A working procedure for providing relief and financial assistance to families who have lost their houses to monsoon-related disasters is in place this time.
The action plan has also outlined activities and responsibilities for all the ministries and various agencies in all three tiers of the government.
Experts have welcomed the government’s preparedness this year.
“This year’s monsoon response plan should be welcomed because it shows some coordinated efforts among different agencies. This time, they have also worked on a monsoon action plan earlier, which is a positive step,” said Madhusudan Gautam, a disaster and resilience expert.
However, these are easier said than done.
“Information system is still not as smooth as it should be. Also, there is limited equipment,” said Pokharel.
Other challenges include localisation of the plan, supply of resources to remote areas, data accuracy and its timely availability and coordinating joint actions for immediate relief, according to Aryal.
The lack of sufficient budget seems to be a major issue, according to authorities who work in the field.
Yadav, the senior divisional engineer, said there is never enough budget for emergency operations.
“Nearly Rs1.42 billion has been demanded from the districts ranging from Rs1.5 million to Rs15 million for emergency work, but we have not received the budget for this monsoon season,” said Yadav.
Funds seem to be an issue for Kushma Municipality too.
“We have made some preparations with the limited resources we have. The activities and benefits under the monsoon action plan reach the District Administration Office but we hardly get anything,” said Mayor Joshi. “When disaster strikes here, people lose their houses and are permanently displaced and require immediate relief. Budget is the main requirement.”
Like Kushma Municipality of Parbat, in Tilathi Koiladi Rural Municipality, Saptari, where flooding and inundation have been a perennial problem with the swelling of the Koshi and Khado rivers, budget is one of the major challenges.
However, river training programmes funded by the local government have largely minimised the risk of flooding in recent years, according to mayor Satish Kumar Singh.
He also says there are no funds from the central government to fight against monsoon-related disasters, making it difficult for carrying out disaster response and relief activities.

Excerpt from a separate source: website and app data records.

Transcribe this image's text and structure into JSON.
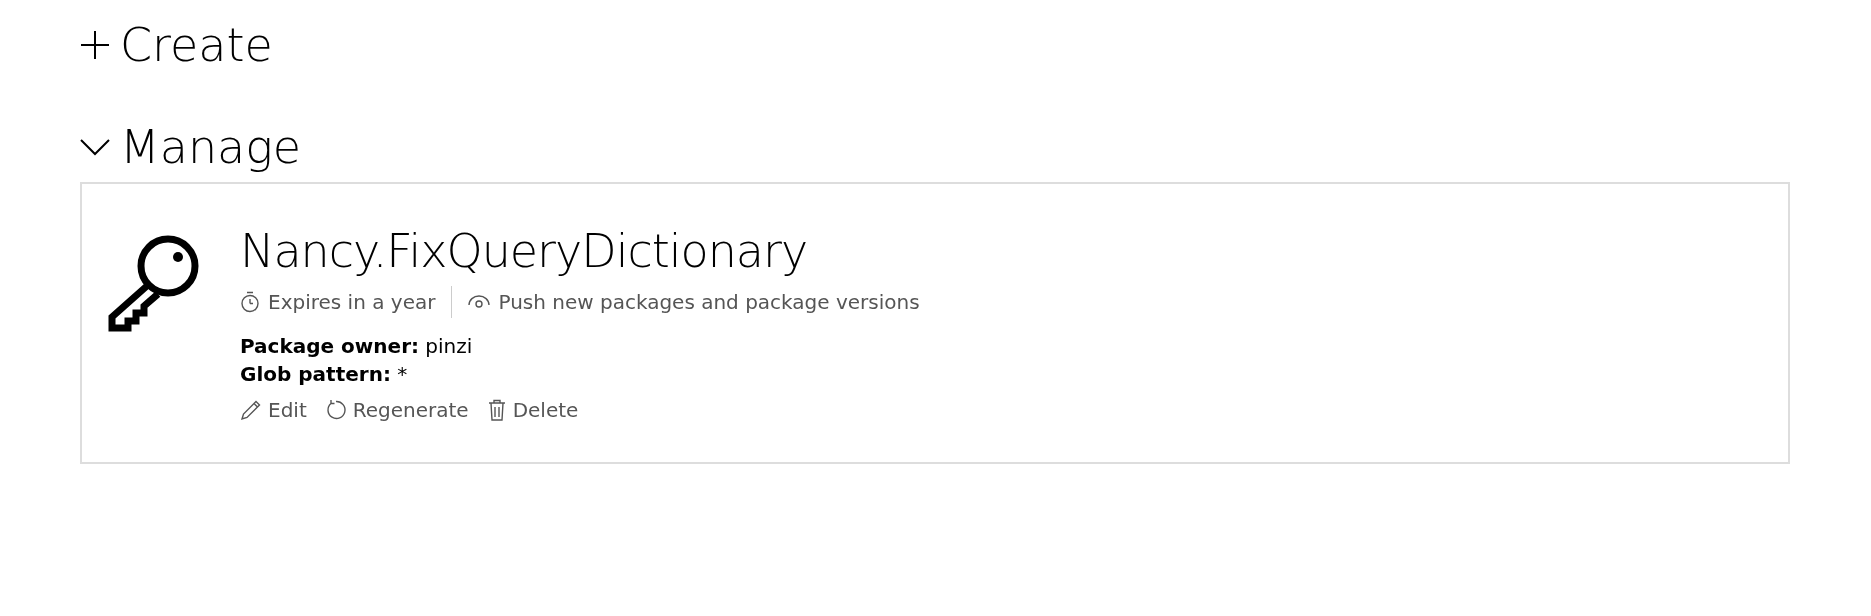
{
  "sections": [
    {
      "title": "Create",
      "expanded": false
    },
    {
      "title": "Manage",
      "expanded": true
    }
  ],
  "api_key": {
    "name": "Nancy.FixQueryDictionary",
    "expiry": "Expires in a year",
    "scope": "Push new packages and package versions",
    "fields": [
      {
        "label": "Package owner:",
        "value": "pinzi"
      },
      {
        "label": "Glob pattern:",
        "value": "*"
      }
    ],
    "actions": [
      {
        "kind": "edit",
        "label": "Edit"
      },
      {
        "kind": "regenerate",
        "label": "Regenerate"
      },
      {
        "kind": "delete",
        "label": "Delete"
      }
    ]
  }
}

“Local units are burdened with too much work, but there is a limited budget,” Singh told the Post over the phone. “Half of the budget is spent on administrative purposes and programmes related to health, education, social development, leaving hardly anything for disaster preparedness and management. There should be a mechanism whereby a proportion of the budget of local governments must be spent exclusively for disaster preparedness and management.”

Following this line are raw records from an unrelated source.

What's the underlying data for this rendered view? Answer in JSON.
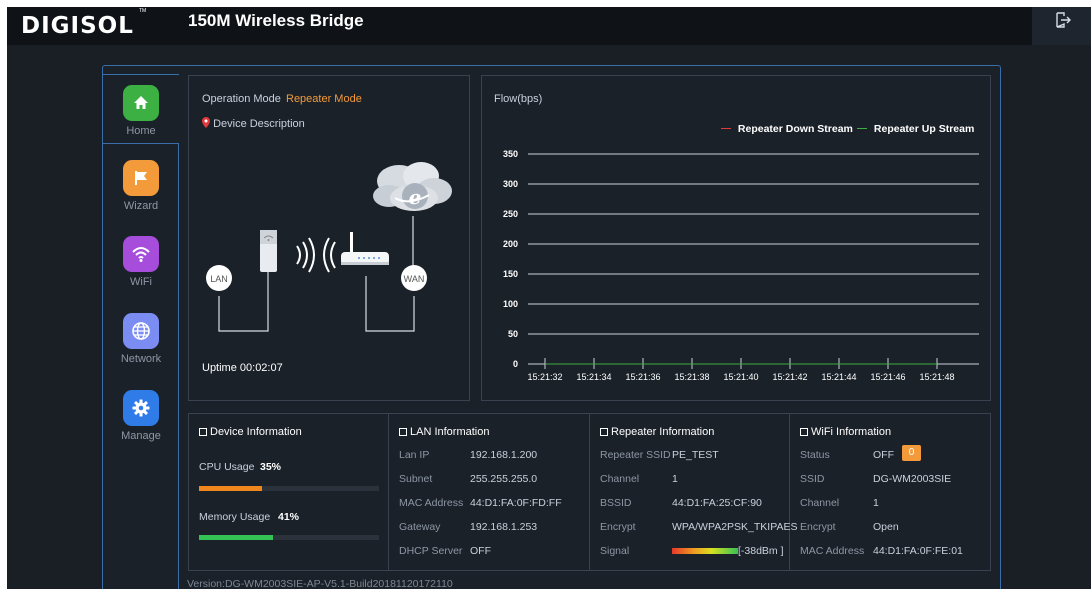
{
  "header": {
    "logo": "DIGISOL",
    "trademark": "TM",
    "title": "150M Wireless Bridge",
    "logout_icon": "logout-icon"
  },
  "nav": [
    {
      "label": "Home",
      "icon": "home-icon",
      "color": "#3cb043"
    },
    {
      "label": "Wizard",
      "icon": "flag-icon",
      "color": "#f39a3a"
    },
    {
      "label": "WiFi",
      "icon": "wifi-icon",
      "color": "#a64ddb"
    },
    {
      "label": "Network",
      "icon": "globe-icon",
      "color": "#7b8cf2"
    },
    {
      "label": "Manage",
      "icon": "gear-icon",
      "color": "#2f7ce8"
    }
  ],
  "operation": {
    "label": "Operation Mode",
    "value": "Repeater Mode",
    "device_description": "Device Description",
    "uptime": "Uptime 00:02:07",
    "diagram": {
      "lan": "LAN",
      "wan": "WAN",
      "cloud": "e"
    }
  },
  "flow": {
    "title": "Flow(bps)",
    "legend_down": "Repeater Down Stream",
    "legend_up": "Repeater Up Stream",
    "colors": {
      "down": "#e03a3a",
      "up": "#3cb043"
    }
  },
  "chart_data": {
    "type": "line",
    "title": "Flow(bps)",
    "x": [
      "15:21:32",
      "15:21:34",
      "15:21:36",
      "15:21:38",
      "15:21:40",
      "15:21:42",
      "15:21:44",
      "15:21:46",
      "15:21:48"
    ],
    "series": [
      {
        "name": "Repeater Down Stream",
        "values": [
          0,
          0,
          0,
          0,
          0,
          0,
          0,
          0,
          0
        ]
      },
      {
        "name": "Repeater Up Stream",
        "values": [
          0,
          0,
          0,
          0,
          0,
          0,
          0,
          0,
          0
        ]
      }
    ],
    "yticks": [
      0,
      50,
      100,
      150,
      200,
      250,
      300,
      350
    ],
    "ylim": [
      0,
      350
    ],
    "grid": true,
    "legend": "top-right"
  },
  "device_info": {
    "title": "Device Information",
    "cpu_label": "CPU Usage",
    "cpu_value": "35%",
    "cpu_fraction": 0.35,
    "cpu_color": "#f0871d",
    "mem_label": "Memory Usage",
    "mem_value": "41%",
    "mem_fraction": 0.41,
    "mem_color": "#35c255"
  },
  "lan_info": {
    "title": "LAN Information",
    "rows": [
      {
        "label": "Lan IP",
        "value": "192.168.1.200"
      },
      {
        "label": "Subnet",
        "value": "255.255.255.0"
      },
      {
        "label": "MAC Address",
        "value": "44:D1:FA:0F:FD:FF"
      },
      {
        "label": "Gateway",
        "value": "192.168.1.253"
      },
      {
        "label": "DHCP Server",
        "value": "OFF"
      }
    ]
  },
  "repeater_info": {
    "title": "Repeater Information",
    "rows": [
      {
        "label": "Repeater SSID",
        "value": "PE_TEST"
      },
      {
        "label": "Channel",
        "value": "1"
      },
      {
        "label": "BSSID",
        "value": "44:D1:FA:25:CF:90"
      },
      {
        "label": "Encrypt",
        "value": "WPA/WPA2PSK_TKIPAES"
      },
      {
        "label": "Signal",
        "value": "[-38dBm ]"
      }
    ]
  },
  "wifi_info": {
    "title": "WiFi Information",
    "rows": [
      {
        "label": "Status",
        "value": "OFF",
        "badge": "0"
      },
      {
        "label": "SSID",
        "value": "DG-WM2003SIE"
      },
      {
        "label": "Channel",
        "value": "1"
      },
      {
        "label": "Encrypt",
        "value": "Open"
      },
      {
        "label": "MAC Address",
        "value": "44:D1:FA:0F:FE:01"
      }
    ]
  },
  "footer": {
    "version": "Version:DG-WM2003SIE-AP-V5.1-Build20181120172110"
  }
}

However, in Kathmandu, Pokharel said budget for carrying out rescue, response and recovery activities is not an issue.
“We have adequate budget. The Home Ministry has asked us to be quick and efficient with our activities without bothering about budget,” said Pokharel. “Besides, there is also the Prime Minister's Disaster Relief Fund which has Rs2-3 billion. Provincial governments also have their own funds for disaster response.”
Despite the National Monsoon Early Preparedness and Response Work Plan 2021 in place, Gautam, who is currently with the National Reconstruction Authority, feels anticipatory actions are not initiated before an impending crisis in order to minimise the worst effects or even avoid a crisis altogether.
“Preparations or activities ahead of disasters are very minimal. These are part of early preparedness. For instance, if there is a forecast of flooding days ahead and we know how many houses will be affected, we can relocate them before the disaster occurs,” said Gautam. “Our efforts still revolve around post-disaster response.”